The Dilemma of Sacrifice in French Thought, from the Enlightenment to the Revolution
The Age of Enlightenment has been highly suspicious of the notions of sacrifice and self-sacrifice, which were deemed to be intrinsically linked to a "religious" or "superstitious" way of thinking. A major paradox of modern Western cultural history is the strong revival of those notions at the very end of the XVIIIth century, in the wake of the French Revolution. While the French Revolution appears, on many grounds, as an ideological heir to the Enlightenment, it also provided a favourable context for reactivating and rephrasing the discourses of sacrifice and self-sacrifice as political discourses, thus creating a new link between politics and sacralisation. In many respects, we still live with this ambiguous heritage.
Philippe Roger is a Senior Research Fellow at the French National Center for Scientific Research (UMR 8599 at Paris Sorbonne) and a Directeur d’études at the École des Hautes Études en Sciences Sociales. He also teaches at the University of Virginia and is Global Distinguished Visiting Professor at New York University. A specialist of Sade’s œuvre, he edited numerous collected works dealing with 18thc. literature, culture, and history. He is also the author of Roland Barthes, roman (1986) and devoted more than 20 articles to Barthes. His book L’Ennemi américain. Généalogie de l’antiaméricanisme français (2002) received the Prix Aujourd’hui 2003 and the Prize for best book translated from the French awarded by French-American Foundation and the Gould Foundation.
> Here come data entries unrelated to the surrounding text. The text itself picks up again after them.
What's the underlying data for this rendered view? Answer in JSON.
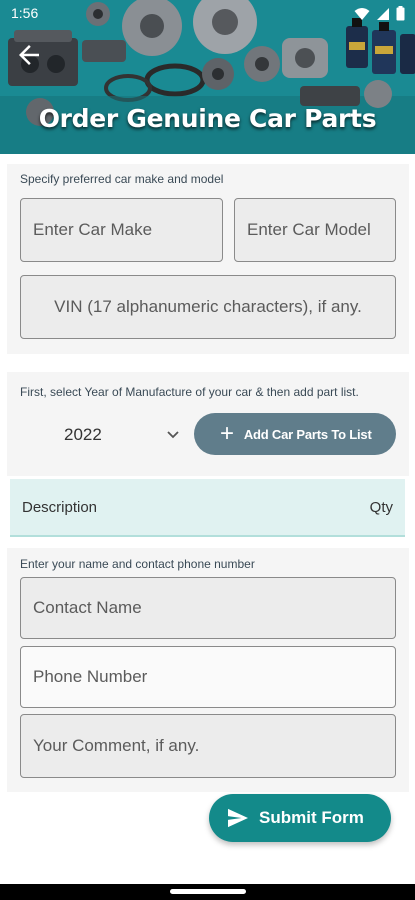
{
  "status_bar": {
    "time": "1:56"
  },
  "header": {
    "title": "Order Genuine Car Parts"
  },
  "car_section": {
    "label": "Specify preferred car make and model",
    "make_placeholder": "Enter Car Make",
    "model_placeholder": "Enter Car Model",
    "vin_placeholder": "VIN (17 alphanumeric characters), if any."
  },
  "parts_section": {
    "label": "First, select Year of Manufacture of your car & then add part list.",
    "year_value": "2022",
    "add_button_label": "Add Car Parts To List",
    "list_header": {
      "description": "Description",
      "qty": "Qty"
    }
  },
  "contact_section": {
    "label": "Enter your name and contact phone number",
    "name_placeholder": "Contact Name",
    "phone_placeholder": "Phone Number",
    "comment_placeholder": "Your Comment, if any."
  },
  "submit_label": "Submit Form",
  "colors": {
    "header_teal": "#1a8a93",
    "add_button": "#607d8b",
    "submit_button": "#138a8a",
    "list_header_bg": "#e0f2f1"
  }
}
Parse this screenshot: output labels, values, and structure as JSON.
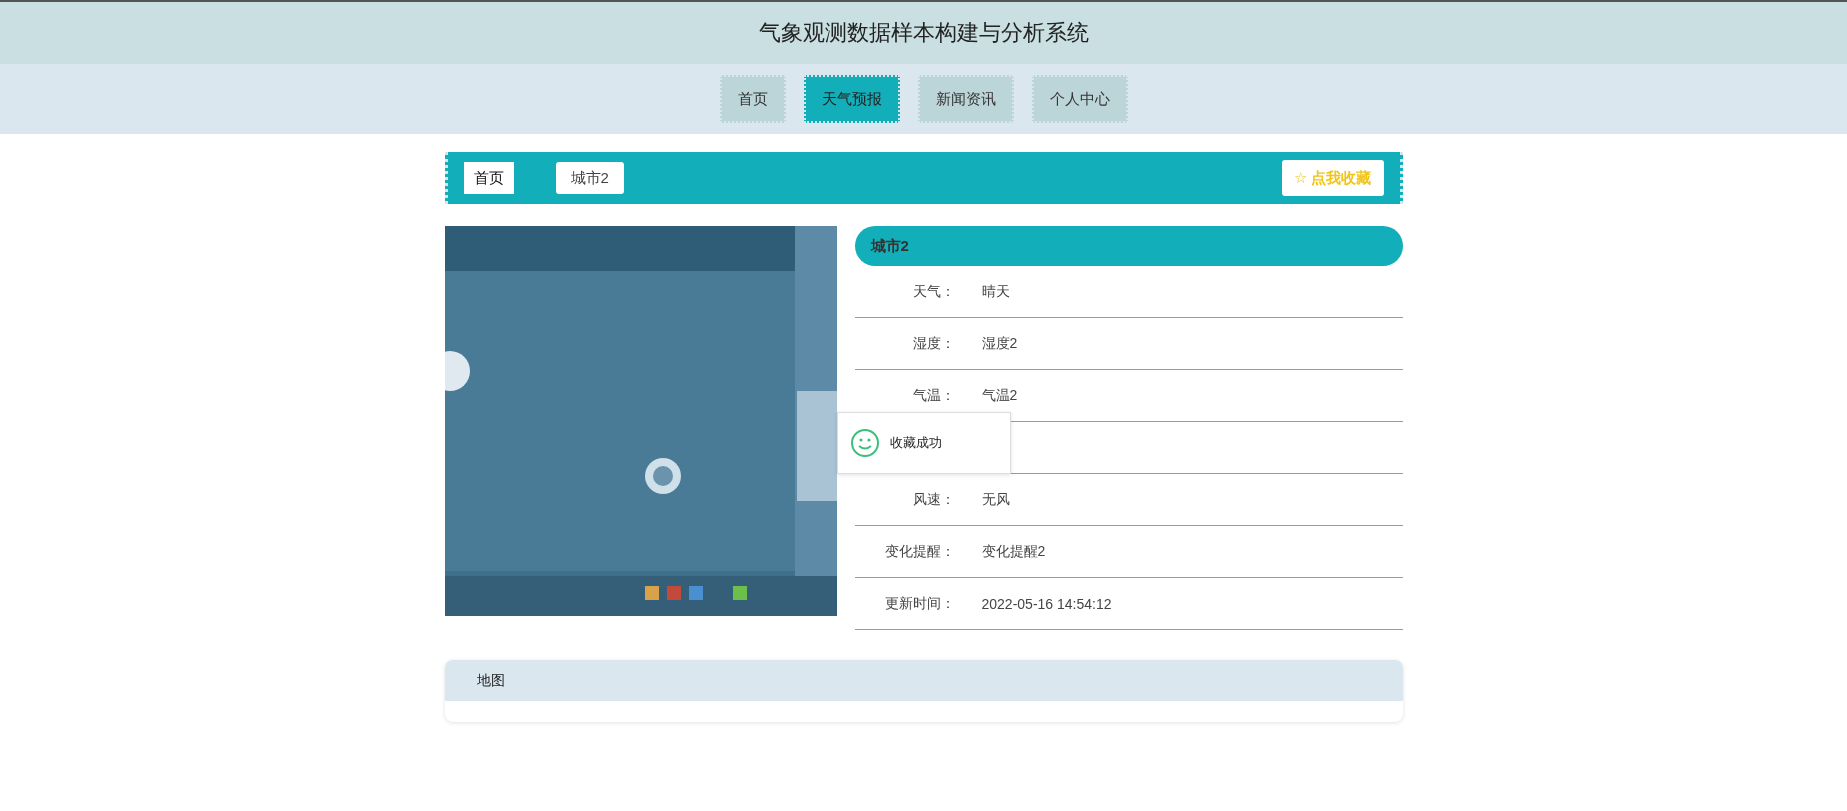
{
  "header": {
    "title": "气象观测数据样本构建与分析系统"
  },
  "nav": [
    {
      "label": "首页",
      "selected": false
    },
    {
      "label": "天气预报",
      "selected": true
    },
    {
      "label": "新闻资讯",
      "selected": false
    },
    {
      "label": "个人中心",
      "selected": false
    }
  ],
  "breadcrumb": [
    "首页",
    "城市2"
  ],
  "favorite_button": {
    "icon": "☆",
    "label": "点我收藏"
  },
  "detail": {
    "title": "城市2",
    "rows": [
      {
        "label": "天气：",
        "value": "晴天"
      },
      {
        "label": "湿度：",
        "value": "湿度2"
      },
      {
        "label": "气温：",
        "value": "气温2"
      },
      {
        "label": "风速：",
        "value": "无风"
      },
      {
        "label": "变化提醒：",
        "value": "变化提醒2"
      },
      {
        "label": "更新时间：",
        "value": "2022-05-16 14:54:12"
      }
    ]
  },
  "toast": {
    "text": "收藏成功"
  },
  "map_panel": {
    "title": "地图"
  }
}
For 20 years, he has been the editor of Critique, founded by Georges Bataille.